_Directions_
Scan the data below for the string "zhuangjia". Show every line where it turns up.
****
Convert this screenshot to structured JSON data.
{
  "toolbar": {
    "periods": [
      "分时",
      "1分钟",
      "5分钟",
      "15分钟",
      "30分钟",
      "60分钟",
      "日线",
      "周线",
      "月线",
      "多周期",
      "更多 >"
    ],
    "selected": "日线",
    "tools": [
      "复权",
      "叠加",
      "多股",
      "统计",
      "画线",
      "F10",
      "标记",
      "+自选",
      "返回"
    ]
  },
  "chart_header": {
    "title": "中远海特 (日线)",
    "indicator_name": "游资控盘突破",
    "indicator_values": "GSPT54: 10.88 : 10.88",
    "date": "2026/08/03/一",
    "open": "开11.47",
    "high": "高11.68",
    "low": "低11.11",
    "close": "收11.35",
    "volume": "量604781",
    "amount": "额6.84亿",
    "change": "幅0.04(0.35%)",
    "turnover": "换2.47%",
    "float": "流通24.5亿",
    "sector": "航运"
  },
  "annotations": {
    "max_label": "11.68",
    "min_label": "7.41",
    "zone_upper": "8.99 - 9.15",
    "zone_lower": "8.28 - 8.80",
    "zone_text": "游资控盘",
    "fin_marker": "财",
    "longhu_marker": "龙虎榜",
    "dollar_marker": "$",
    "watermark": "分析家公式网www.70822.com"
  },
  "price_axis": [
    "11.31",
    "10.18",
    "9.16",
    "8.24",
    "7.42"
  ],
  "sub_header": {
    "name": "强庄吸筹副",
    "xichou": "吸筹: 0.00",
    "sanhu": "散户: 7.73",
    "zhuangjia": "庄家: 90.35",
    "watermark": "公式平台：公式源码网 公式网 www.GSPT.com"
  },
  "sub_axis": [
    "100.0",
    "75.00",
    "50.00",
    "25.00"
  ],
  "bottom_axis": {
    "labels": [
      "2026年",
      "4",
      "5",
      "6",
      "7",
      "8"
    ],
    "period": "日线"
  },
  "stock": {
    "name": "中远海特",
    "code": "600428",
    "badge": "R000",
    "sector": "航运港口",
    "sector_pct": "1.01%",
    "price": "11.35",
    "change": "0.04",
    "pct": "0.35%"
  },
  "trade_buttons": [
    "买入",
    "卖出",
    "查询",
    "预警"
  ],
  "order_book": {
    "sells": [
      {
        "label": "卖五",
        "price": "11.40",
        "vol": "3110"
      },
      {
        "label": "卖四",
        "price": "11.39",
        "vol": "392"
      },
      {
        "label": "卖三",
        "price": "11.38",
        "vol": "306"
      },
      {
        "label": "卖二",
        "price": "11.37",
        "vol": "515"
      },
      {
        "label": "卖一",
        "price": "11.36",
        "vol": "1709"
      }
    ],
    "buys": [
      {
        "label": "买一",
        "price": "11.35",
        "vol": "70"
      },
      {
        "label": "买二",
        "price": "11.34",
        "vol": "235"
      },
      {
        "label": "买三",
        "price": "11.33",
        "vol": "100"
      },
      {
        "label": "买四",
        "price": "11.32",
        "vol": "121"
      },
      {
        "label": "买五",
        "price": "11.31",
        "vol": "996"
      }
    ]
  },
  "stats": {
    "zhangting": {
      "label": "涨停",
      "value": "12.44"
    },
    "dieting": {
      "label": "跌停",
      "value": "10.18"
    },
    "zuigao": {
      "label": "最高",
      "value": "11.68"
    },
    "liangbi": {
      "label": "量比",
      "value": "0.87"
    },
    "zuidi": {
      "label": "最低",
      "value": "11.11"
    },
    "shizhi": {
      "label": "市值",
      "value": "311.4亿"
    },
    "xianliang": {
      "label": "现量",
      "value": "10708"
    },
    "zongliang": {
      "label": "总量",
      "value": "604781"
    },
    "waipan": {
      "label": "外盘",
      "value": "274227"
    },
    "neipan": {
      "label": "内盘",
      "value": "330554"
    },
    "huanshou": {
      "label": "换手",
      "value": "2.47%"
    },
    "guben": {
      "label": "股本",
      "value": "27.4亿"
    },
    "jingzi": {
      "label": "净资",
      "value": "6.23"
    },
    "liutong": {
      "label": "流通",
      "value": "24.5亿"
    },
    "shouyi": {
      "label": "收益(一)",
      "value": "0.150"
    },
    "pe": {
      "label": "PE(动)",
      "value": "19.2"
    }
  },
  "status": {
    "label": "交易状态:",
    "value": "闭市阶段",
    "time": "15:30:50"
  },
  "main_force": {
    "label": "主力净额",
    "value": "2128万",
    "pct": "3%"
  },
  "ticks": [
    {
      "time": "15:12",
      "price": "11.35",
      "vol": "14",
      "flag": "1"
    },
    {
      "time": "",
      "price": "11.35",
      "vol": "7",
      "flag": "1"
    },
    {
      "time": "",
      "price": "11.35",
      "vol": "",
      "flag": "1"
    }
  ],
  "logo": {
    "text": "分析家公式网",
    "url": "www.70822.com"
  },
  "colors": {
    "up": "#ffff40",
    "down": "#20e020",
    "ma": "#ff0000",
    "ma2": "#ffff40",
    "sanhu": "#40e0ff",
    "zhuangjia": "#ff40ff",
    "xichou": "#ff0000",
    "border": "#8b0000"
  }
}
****
_Answer to the exercise_
    "zhuangjia": "庄家: 90.35",
    "zhuangjia": "#ff40ff",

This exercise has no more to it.